(Website and app data records)
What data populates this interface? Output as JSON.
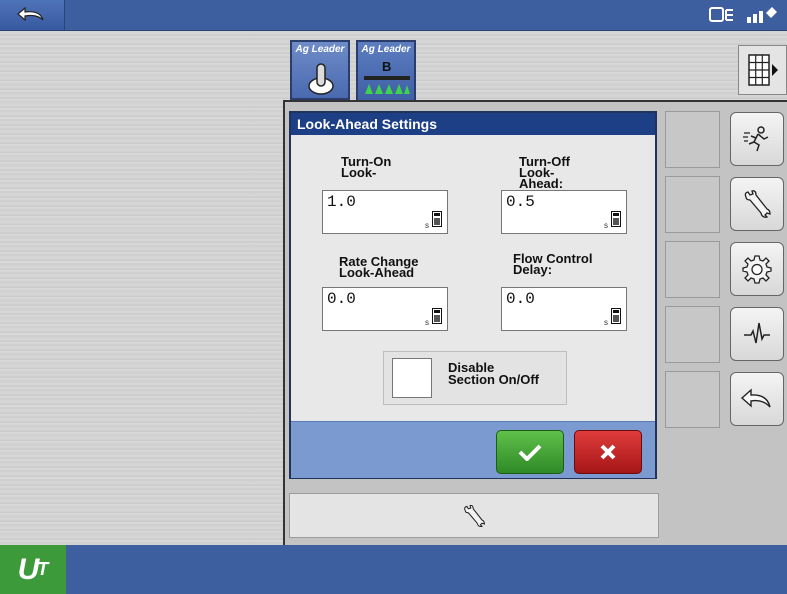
{
  "tabs": [
    {
      "brand": "Ag Leader",
      "icon": "master-switch-icon"
    },
    {
      "brand": "Ag Leader",
      "badge": "B",
      "icon": "sprayer-boom-icon"
    }
  ],
  "dialog": {
    "title": "Look-Ahead Settings",
    "fields": [
      {
        "label_line1": "Turn-On",
        "label_line2": "Look-",
        "label_line3": "",
        "value": "1.0",
        "unit": "s"
      },
      {
        "label_line1": "Turn-Off",
        "label_line2": "Look-",
        "label_line3": "Ahead:",
        "value": "0.5",
        "unit": "s"
      },
      {
        "label_line1": "Rate Change",
        "label_line2": "Look-Ahead",
        "label_line3": "",
        "value": "0.0",
        "unit": "s"
      },
      {
        "label_line1": "Flow Control",
        "label_line2": "Delay:",
        "label_line3": "",
        "value": "0.0",
        "unit": "s"
      }
    ],
    "disable_checkbox": {
      "label_line1": "Disable",
      "label_line2": "Section On/Off",
      "checked": false
    }
  },
  "bottom_bar": {
    "logo_main": "U",
    "logo_sub": "T"
  },
  "colors": {
    "header_blue": "#3d5fa0",
    "dialog_title": "#1d3f86",
    "ok_green": "#3a9a2e",
    "cancel_red": "#c21e1e",
    "ut_green": "#3d9a3a"
  }
}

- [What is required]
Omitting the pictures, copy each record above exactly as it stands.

- [Problem solution]
What data populates this interface? Output as JSON.
{
  "tabs": [
    {
      "brand": "Ag Leader",
      "icon": "master-switch-icon"
    },
    {
      "brand": "Ag Leader",
      "badge": "B",
      "icon": "sprayer-boom-icon"
    }
  ],
  "dialog": {
    "title": "Look-Ahead Settings",
    "fields": [
      {
        "label_line1": "Turn-On",
        "label_line2": "Look-",
        "label_line3": "",
        "value": "1.0",
        "unit": "s"
      },
      {
        "label_line1": "Turn-Off",
        "label_line2": "Look-",
        "label_line3": "Ahead:",
        "value": "0.5",
        "unit": "s"
      },
      {
        "label_line1": "Rate Change",
        "label_line2": "Look-Ahead",
        "label_line3": "",
        "value": "0.0",
        "unit": "s"
      },
      {
        "label_line1": "Flow Control",
        "label_line2": "Delay:",
        "label_line3": "",
        "value": "0.0",
        "unit": "s"
      }
    ],
    "disable_checkbox": {
      "label_line1": "Disable",
      "label_line2": "Section On/Off",
      "checked": false
    }
  },
  "bottom_bar": {
    "logo_main": "U",
    "logo_sub": "T"
  },
  "colors": {
    "header_blue": "#3d5fa0",
    "dialog_title": "#1d3f86",
    "ok_green": "#3a9a2e",
    "cancel_red": "#c21e1e",
    "ut_green": "#3d9a3a"
  }
}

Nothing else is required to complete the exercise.